Laura describes common dog allergies that can flare up spring
April 21, 2023
Spring is here, and for many of us, that means warmer Lancashire weather, blooming flowers, and spending more time outdoors with our furry companions. However, for dogs, spring can also mean the development or flare-up of allergies…
According to our Vet, Laura, dogs can be allergic to a variety of things just like humans, including tree and grass pollens, insect and flea bites, dust, and mould. These allergens can be particularly prevalent during the spring.
Laura and our veterinary team have put together a handy Dog Allergy Guide to help you get to know the symptoms of allergies to look out for.
Spring/summer environmental dog allergies [H3] Hay fever in dogs
Pollen allergies from trees, grass, flowers, and weeds can start in spring and last until autumn for some dogs. All dogs can suffer from pollen allergies (or hay fever) however, it seems to be more common in females and some breeds can be more prone to it, like Labrador Retrievers, Golden Retrievers, Dalmatians, and West Highland Terriers.
With airborne allergens, like pollen, dogs can have symptoms even when they’re nowhere near the source I.e., on the grass. Whereas some dogs may sneeze due to pollen allergies, there are many other more common symptoms to look out for – learn more here.

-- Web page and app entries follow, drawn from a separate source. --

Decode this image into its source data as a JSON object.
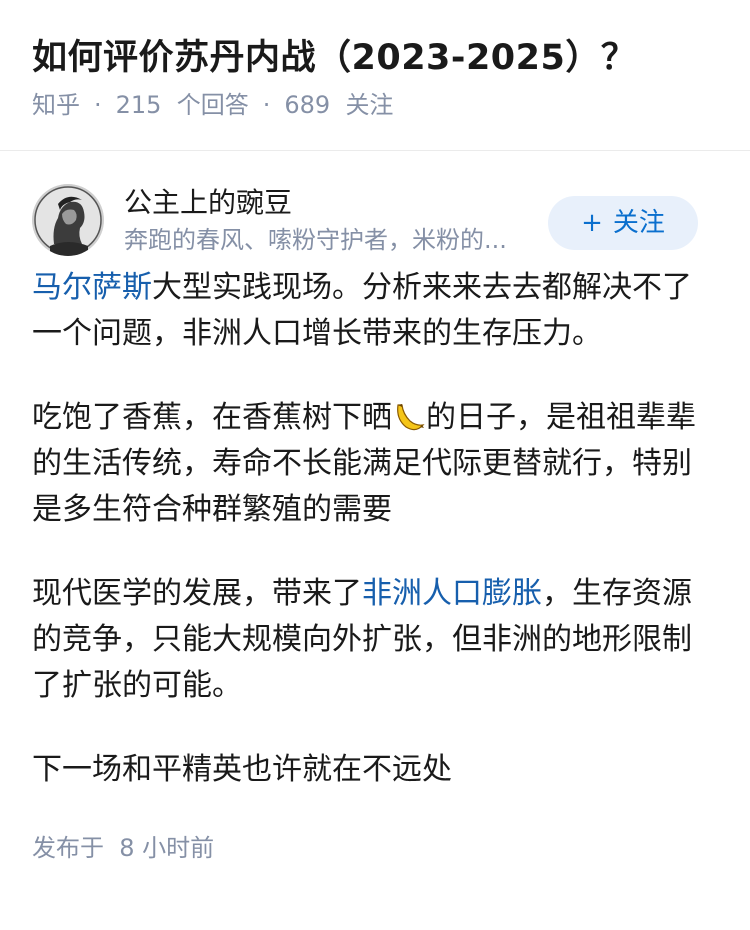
{
  "question": {
    "title": "如何评价苏丹内战（2023-2025）？",
    "source": "知乎",
    "sep": "·",
    "answer_count": "215",
    "answer_label": "个回答",
    "follow_count": "689",
    "follow_label": "关注"
  },
  "author": {
    "name": "公主上的豌豆",
    "bio": "奔跑的春风、嗦粉守护者，米粉的...",
    "follow_plus": "+",
    "follow_label": "关注"
  },
  "answer": {
    "p1_link": "马尔萨斯",
    "p1_rest": "大型实践现场。分析来来去去都解决不了一个问题，非洲人口增长带来的生存压力。",
    "p2_before": "吃饱了香蕉，在香蕉树下晒",
    "p2_icon": "banana-emoji-icon",
    "p2_after": "的日子，是祖祖辈辈的生活传统，寿命不长能满足代际更替就行，特别是多生符合种群繁殖的需要",
    "p3_before": "现代医学的发展，带来了",
    "p3_link": "非洲人口膨胀",
    "p3_after": "，生存资源的竞争，只能大规模向外扩张，但非洲的地形限制了扩张的可能。",
    "p4": "下一场和平精英也许就在不远处"
  },
  "footer": {
    "published_label": "发布于",
    "published_time": "8 小时前"
  },
  "colors": {
    "link": "#175fad",
    "meta": "#8590a6",
    "follow_bg": "#e8f0fb",
    "follow_text": "#0a6fce"
  }
}
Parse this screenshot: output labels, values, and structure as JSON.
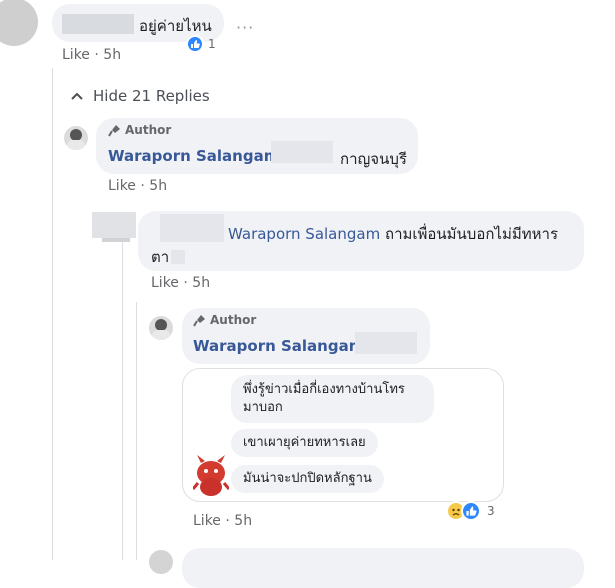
{
  "comment1": {
    "text": "อยู่ค่ายไหน",
    "like": "Like",
    "time": "5h",
    "reaction_count": "1"
  },
  "hide_replies": "Hide 21 Replies",
  "reply1": {
    "author_badge": "Author",
    "name": "Waraporn Salangam",
    "text": "กาญจนบุรี",
    "like": "Like",
    "time": "5h"
  },
  "reply2": {
    "name": "Waraporn Salangam",
    "text_line1": "ถามเพื่อนมันบอกไม่มีทหาร",
    "text_line2": "ตา",
    "like": "Like",
    "time": "5h"
  },
  "reply3": {
    "author_badge": "Author",
    "name": "Waraporn Salangam",
    "messages": [
      "พึ่งรู้ข่าวเมื่อกี่เองทางบ้านโทร",
      "มาบอก",
      "เขาเผายุค่ายทหารเลย",
      "มันน่าจะปกปิดหลักฐาน"
    ],
    "like": "Like",
    "time": "5h",
    "reaction_count": "3"
  },
  "colors": {
    "name_blue": "#385898",
    "bubble_gray": "#f0f2f5",
    "meta_gray": "#65676b"
  }
}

Mould allergies can also affect dogs more when spring arrives, particularly in areas with high humidity; house mould should be dealt with as soon as possible.
Dust allergies can lead to sneezing, breathing difficulties, and other common allergy symptoms

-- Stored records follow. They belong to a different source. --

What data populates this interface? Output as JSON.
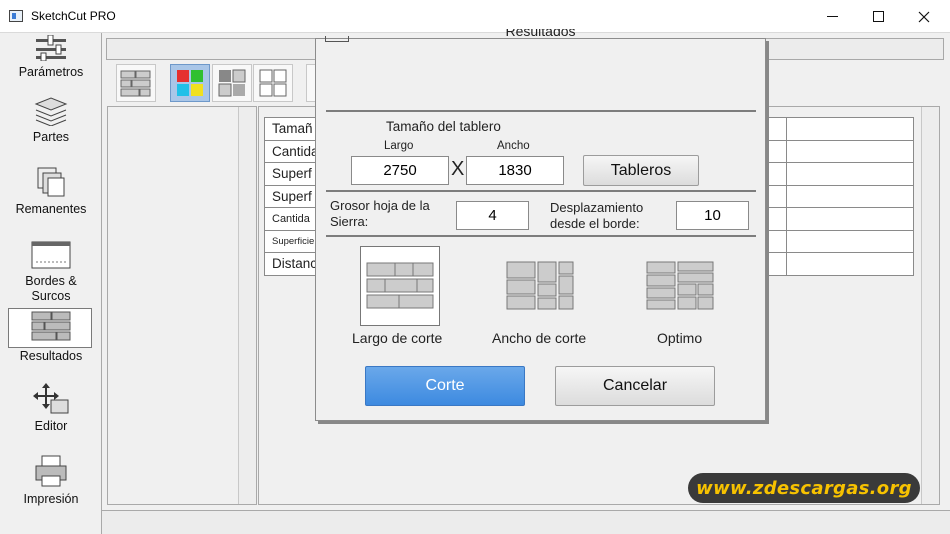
{
  "window": {
    "title": "SketchCut PRO"
  },
  "sidebar": {
    "items": [
      {
        "label": "Parámetros",
        "icon": "sliders-icon"
      },
      {
        "label": "Partes",
        "icon": "layers-icon"
      },
      {
        "label": "Remanentes",
        "icon": "remnants-icon"
      },
      {
        "label": "Bordes &",
        "label2": "Surcos",
        "icon": "edges-icon"
      },
      {
        "label": "Resultados",
        "icon": "results-icon"
      },
      {
        "label": "Editor",
        "icon": "move-icon"
      },
      {
        "label": "Impresión",
        "icon": "printer-icon"
      }
    ]
  },
  "results_table": {
    "rows": [
      "Tamañ",
      "Cantida",
      "Superf",
      "Superf",
      "Cantida",
      "Superficie",
      "Distanc"
    ]
  },
  "dialog": {
    "title": "Resultados",
    "board_size_label": "Tamaño del tablero",
    "length_label": "Largo",
    "width_label": "Ancho",
    "length_value": "2750",
    "times_symbol": "X",
    "width_value": "1830",
    "boards_button": "Tableros",
    "saw_thickness_label": "Grosor hoja de la Sierra:",
    "saw_thickness_value": "4",
    "edge_offset_label": "Desplazamiento desde el borde:",
    "edge_offset_value": "10",
    "options": [
      {
        "label": "Largo de corte",
        "icon": "cut-length-icon",
        "selected": true
      },
      {
        "label": "Ancho de corte",
        "icon": "cut-width-icon",
        "selected": false
      },
      {
        "label": "Optimo",
        "icon": "optimal-icon",
        "selected": false
      }
    ],
    "cut_button": "Corte",
    "cancel_button": "Cancelar"
  },
  "watermark": "www.zdescargas.org",
  "colors": {
    "primary_button": "#3d8ae0",
    "watermark_text": "#f7c200",
    "active_tool": "#a9c6e8"
  }
}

We’ve mentioned this as a ‘spring allergen’ as although it can occur at any time, ‘spring cleaning’ can disturb large amounts of dust and debris.
A whopping 95% of flea eggs, larvae and pupae live in the environment, not on pets. As the temperature warms up in spring, flea activity starts to ramp up. Some dogs are allergic to flea saliva and may have an immediate (within 15 minutes) or a delayed (24 – 48 hours) reaction that is most visible on the skin. If your dog has atopic dermatitis, they will be more prone to a flea saliva allergy.
Laura explains that atopic dermatitis is a common condition that causes chronic itching, which leads to excessive scratching, biting or licking at the skin, resulting in inflammation of the skin and hair loss. This condition can be caused by an allergic reaction to environmental allergens, such as those above.
What to do if you think your dog is allergic?
If your dog is showing signs of allergies, it’s best to book an appointment at any of our Preston. We can determine the cause of your dog’s symptoms and recommend an appropriate course of treatment. In some cases, we may recommend antihistamines or other medications to help control your dog’s symptoms. In more severe cases, we may also recommend an anti-allergy vaccination or topical medications to relieve the symptoms.
IMPORTANT: Never give your dog medication meant for humans, particularly antihistamines, without a vet’s explicit advice and dosage instructions. Some brands may contain harmful ingredients for pets and the dosage may not be the same as it is for humans. It’s also important to keep in mind that while spring is a common time for allergies to surface, dogs can develop allergies or have allergic reactions all year round.
Other reasons why your dog might be scratching
Laura advises that it’s important to understand there may be other reasons for your dog’s scratching and irritation such as:
- Food intolerances
- Dry skin (from a lack of essential fatty acids in the diet, cold weather, or grooming products)
- Over-production of skin yeast or bacteria
- Skin infection
- Mites or lice
- A tick bite
- Behavioural issues such as anxiety or boredom
This is why knowing the other common symptoms of allergies and booking an allergy appointment for your dog is important. The sooner our team can investigate and diagnose, the sooner a treatment plan can be started and you dog’s daily life improved.